__Dataset records__:
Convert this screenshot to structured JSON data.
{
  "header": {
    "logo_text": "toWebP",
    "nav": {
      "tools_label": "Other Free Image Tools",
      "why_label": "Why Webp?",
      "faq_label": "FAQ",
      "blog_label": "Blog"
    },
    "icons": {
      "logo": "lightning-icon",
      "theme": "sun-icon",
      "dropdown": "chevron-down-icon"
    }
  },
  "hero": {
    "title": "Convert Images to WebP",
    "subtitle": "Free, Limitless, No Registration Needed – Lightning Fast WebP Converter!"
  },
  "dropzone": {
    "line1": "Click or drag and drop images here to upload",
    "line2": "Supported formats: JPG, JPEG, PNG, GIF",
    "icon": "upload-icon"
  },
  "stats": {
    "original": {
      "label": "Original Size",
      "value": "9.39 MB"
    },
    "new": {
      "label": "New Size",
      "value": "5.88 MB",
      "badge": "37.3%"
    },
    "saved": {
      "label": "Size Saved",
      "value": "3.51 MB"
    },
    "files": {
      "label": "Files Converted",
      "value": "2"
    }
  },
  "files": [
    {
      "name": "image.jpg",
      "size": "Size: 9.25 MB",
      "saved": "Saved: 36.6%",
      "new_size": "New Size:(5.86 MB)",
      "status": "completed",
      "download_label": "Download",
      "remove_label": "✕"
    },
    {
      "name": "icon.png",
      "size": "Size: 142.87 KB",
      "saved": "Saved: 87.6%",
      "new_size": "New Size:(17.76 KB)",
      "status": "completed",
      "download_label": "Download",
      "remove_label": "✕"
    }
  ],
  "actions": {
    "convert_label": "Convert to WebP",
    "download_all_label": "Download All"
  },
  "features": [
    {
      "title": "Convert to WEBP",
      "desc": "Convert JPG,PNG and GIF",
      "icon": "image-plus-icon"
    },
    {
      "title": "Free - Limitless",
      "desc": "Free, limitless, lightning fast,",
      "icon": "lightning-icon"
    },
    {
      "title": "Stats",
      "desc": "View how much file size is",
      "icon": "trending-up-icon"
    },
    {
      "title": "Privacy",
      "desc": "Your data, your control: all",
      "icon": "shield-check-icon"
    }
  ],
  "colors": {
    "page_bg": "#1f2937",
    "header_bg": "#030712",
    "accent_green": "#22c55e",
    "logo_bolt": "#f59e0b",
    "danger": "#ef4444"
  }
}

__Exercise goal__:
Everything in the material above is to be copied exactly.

__Answer__:
Convert this screenshot to structured JSON data.
{
  "header": {
    "logo_text": "toWebP",
    "nav": {
      "tools_label": "Other Free Image Tools",
      "why_label": "Why Webp?",
      "faq_label": "FAQ",
      "blog_label": "Blog"
    },
    "icons": {
      "logo": "lightning-icon",
      "theme": "sun-icon",
      "dropdown": "chevron-down-icon"
    }
  },
  "hero": {
    "title": "Convert Images to WebP",
    "subtitle": "Free, Limitless, No Registration Needed – Lightning Fast WebP Converter!"
  },
  "dropzone": {
    "line1": "Click or drag and drop images here to upload",
    "line2": "Supported formats: JPG, JPEG, PNG, GIF",
    "icon": "upload-icon"
  },
  "stats": {
    "original": {
      "label": "Original Size",
      "value": "9.39 MB"
    },
    "new": {
      "label": "New Size",
      "value": "5.88 MB",
      "badge": "37.3%"
    },
    "saved": {
      "label": "Size Saved",
      "value": "3.51 MB"
    },
    "files": {
      "label": "Files Converted",
      "value": "2"
    }
  },
  "files": [
    {
      "name": "image.jpg",
      "size": "Size: 9.25 MB",
      "saved": "Saved: 36.6%",
      "new_size": "New Size:(5.86 MB)",
      "status": "completed",
      "download_label": "Download",
      "remove_label": "✕"
    },
    {
      "name": "icon.png",
      "size": "Size: 142.87 KB",
      "saved": "Saved: 87.6%",
      "new_size": "New Size:(17.76 KB)",
      "status": "completed",
      "download_label": "Download",
      "remove_label": "✕"
    }
  ],
  "actions": {
    "convert_label": "Convert to WebP",
    "download_all_label": "Download All"
  },
  "features": [
    {
      "title": "Convert to WEBP",
      "desc": "Convert JPG,PNG and GIF",
      "icon": "image-plus-icon"
    },
    {
      "title": "Free - Limitless",
      "desc": "Free, limitless, lightning fast,",
      "icon": "lightning-icon"
    },
    {
      "title": "Stats",
      "desc": "View how much file size is",
      "icon": "trending-up-icon"
    },
    {
      "title": "Privacy",
      "desc": "Your data, your control: all",
      "icon": "shield-check-icon"
    }
  ],
  "colors": {
    "page_bg": "#1f2937",
    "header_bg": "#030712",
    "accent_green": "#22c55e",
    "logo_bolt": "#f59e0b",
    "danger": "#ef4444"
  }
}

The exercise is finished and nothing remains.